It must be admitted though task at hand, were observed paying attention to the haranguing that invariably went on the Parliament.
They were paying attention to the task at hand that should be accomplished to the satisfaction of everyone including themselves. They took pride in what they were doing for themselves and for the country.
It would be worth repeating that no one would be bothered to listen to any Honourable Member of Parliament trying to prove something to his electorate or anyone else for that matter. The poor worker would be concentrating at the task at hand lest he won for himself a stricture from the supervisor.
He would not want that to happen. Unfortunately, the clamour for live broadcasts from the Bunge, though it is mostly from the media fraternity, would indicate that kind of discipline at work place was a colonial hangover. Should it be resurrected now it would be an anachronism in today’s Tanzania.
There is the question of the cost of the service at the core and on the periphery. One does not have to be a cost accountant to conceptualise but really feel that here there would be some shillings being pent yet no tangible benefits to the people accrue from the exercise.
As has been pointed out already the broadcasts, first are beamed at the wrong time, when people are supposed, indeed expected, to be hard at work with all the concentration being directed at producing results that are meant to propel the country forward.
Yet here we are, some people, more especially those in the business of dissemination of news, shout themselves horse lambasting the people’s government for trying to get them concentrate more at what they are supposed to be doing to propel Tanzania forward. That is incomprehensible even when those noble principles of disseminating news and free speech are placed at the apex of everything else.

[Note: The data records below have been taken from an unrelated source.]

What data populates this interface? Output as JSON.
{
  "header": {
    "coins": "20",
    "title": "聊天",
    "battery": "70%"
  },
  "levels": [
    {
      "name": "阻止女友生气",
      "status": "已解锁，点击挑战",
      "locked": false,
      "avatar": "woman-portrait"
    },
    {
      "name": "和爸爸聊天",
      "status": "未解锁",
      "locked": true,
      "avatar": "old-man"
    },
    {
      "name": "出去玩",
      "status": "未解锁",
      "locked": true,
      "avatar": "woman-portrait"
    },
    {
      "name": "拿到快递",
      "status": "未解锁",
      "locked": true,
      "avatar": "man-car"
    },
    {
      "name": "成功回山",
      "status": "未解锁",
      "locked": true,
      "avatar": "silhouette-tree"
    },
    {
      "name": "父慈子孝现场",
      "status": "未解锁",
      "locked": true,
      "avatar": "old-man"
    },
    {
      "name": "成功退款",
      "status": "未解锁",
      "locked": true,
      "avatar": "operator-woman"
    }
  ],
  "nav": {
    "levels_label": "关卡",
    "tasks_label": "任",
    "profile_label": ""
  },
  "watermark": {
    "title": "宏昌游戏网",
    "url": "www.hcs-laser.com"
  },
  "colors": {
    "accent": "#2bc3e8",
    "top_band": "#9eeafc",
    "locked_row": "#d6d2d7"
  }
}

The media class would want the people to live to accept those principles as be all end all. It must be admitted by all that the question of free speech and the freedom to publish news is cardinal to the modern day political nation state.
Only that the fraternity must accept as well that there are other principles such as the security of the state and personal affairs that transcend the cult of free speech and all that is attached to what is really an emotional gratification by not a few of those in the media.
This is not meant to place Bunge live broadcasts in the category of freedom of expression, but only that it may be accepted in order that the people are informed of the proceedings in which case they may not necessarily be live broadcasts.
It is fully understandable that the decision to eliminate live broadcasts of the Bunge proceedings did arouse the wrath of the opposition parties, more particularly those that have some from their ranks as Honourable Members of Parliament. They will have been presented with a platform from which to lambast the Government, unreasonably
Members of Parliament in session at Dodoma.